What you should do: Find the lines below holding the word "JSON" and copy each of them.
Top of Records for processing
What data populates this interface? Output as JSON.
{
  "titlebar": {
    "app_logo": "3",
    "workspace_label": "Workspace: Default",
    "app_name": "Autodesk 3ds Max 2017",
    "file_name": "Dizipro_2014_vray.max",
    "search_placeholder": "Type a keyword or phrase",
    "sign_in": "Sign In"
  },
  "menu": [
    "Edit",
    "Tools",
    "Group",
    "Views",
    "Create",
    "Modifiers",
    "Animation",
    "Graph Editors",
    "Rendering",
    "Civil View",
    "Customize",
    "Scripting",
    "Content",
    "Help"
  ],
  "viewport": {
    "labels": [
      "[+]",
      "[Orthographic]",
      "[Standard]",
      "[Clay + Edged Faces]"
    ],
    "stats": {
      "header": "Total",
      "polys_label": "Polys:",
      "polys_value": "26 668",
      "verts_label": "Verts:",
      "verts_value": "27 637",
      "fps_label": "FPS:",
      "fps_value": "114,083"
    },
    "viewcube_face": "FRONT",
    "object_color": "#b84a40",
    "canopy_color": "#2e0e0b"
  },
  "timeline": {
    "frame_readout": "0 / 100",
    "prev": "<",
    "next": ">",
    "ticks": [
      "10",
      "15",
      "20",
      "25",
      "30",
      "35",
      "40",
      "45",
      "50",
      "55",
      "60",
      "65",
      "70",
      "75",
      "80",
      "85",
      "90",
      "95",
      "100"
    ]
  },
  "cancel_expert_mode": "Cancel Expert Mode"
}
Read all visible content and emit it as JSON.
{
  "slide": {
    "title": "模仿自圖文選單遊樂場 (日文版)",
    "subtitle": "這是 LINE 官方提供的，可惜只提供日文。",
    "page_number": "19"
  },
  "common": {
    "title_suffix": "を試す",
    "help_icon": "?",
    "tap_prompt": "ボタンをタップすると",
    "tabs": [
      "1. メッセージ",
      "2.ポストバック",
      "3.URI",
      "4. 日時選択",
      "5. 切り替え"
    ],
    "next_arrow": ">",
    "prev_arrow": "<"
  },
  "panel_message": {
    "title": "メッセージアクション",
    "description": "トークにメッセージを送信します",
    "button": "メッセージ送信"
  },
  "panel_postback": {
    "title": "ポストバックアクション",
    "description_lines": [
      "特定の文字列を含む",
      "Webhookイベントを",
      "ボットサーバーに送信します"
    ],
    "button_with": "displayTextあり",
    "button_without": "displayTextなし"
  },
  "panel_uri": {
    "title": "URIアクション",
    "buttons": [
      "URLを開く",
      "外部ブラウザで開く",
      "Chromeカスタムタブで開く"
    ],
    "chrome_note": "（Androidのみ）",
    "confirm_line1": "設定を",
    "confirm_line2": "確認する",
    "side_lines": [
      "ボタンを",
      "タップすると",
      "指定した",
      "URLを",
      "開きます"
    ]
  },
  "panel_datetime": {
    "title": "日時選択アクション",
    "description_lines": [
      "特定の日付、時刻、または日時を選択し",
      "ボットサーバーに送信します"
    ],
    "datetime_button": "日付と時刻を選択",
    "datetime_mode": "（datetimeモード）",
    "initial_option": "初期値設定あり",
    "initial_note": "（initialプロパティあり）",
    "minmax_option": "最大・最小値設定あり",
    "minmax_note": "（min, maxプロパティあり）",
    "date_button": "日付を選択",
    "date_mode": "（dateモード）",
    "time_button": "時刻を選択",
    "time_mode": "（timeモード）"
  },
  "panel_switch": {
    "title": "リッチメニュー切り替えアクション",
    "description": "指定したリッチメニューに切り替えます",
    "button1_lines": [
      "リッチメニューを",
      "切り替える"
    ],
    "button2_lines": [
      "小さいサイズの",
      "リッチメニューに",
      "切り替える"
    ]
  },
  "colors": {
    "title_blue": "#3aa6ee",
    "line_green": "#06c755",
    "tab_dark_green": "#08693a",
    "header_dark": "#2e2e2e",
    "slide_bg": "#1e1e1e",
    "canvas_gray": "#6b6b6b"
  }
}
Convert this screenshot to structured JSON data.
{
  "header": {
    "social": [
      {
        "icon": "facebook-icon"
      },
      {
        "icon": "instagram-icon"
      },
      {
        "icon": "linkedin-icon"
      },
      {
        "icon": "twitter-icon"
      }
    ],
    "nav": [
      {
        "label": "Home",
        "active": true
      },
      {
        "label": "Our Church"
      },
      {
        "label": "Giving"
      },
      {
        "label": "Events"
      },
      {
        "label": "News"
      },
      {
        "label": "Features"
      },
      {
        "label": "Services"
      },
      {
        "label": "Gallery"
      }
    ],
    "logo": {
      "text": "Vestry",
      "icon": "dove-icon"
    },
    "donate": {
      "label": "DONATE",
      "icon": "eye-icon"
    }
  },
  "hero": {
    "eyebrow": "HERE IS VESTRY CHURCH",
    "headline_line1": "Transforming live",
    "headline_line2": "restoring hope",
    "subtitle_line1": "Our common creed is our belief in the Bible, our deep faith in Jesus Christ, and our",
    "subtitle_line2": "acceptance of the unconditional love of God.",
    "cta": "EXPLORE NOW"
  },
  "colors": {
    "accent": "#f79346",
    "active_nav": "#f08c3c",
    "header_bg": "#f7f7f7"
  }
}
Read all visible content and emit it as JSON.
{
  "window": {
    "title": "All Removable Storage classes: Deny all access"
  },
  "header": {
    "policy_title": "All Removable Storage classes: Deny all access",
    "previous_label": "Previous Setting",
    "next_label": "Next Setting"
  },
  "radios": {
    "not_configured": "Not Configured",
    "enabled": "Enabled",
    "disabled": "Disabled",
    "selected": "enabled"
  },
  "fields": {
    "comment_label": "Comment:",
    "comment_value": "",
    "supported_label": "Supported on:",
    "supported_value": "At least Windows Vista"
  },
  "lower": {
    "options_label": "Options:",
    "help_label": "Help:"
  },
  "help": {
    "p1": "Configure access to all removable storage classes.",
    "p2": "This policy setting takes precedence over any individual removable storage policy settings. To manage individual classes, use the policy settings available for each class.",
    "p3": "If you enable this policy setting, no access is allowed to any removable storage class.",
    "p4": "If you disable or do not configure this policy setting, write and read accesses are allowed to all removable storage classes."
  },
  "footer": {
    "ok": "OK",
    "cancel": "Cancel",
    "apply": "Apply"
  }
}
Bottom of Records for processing
Answer to the exercise:
What data populates this interface? Output as JSON.
Read all visible content and emit it as JSON.
Convert this screenshot to structured JSON data.
Read all visible content and emit it as JSON.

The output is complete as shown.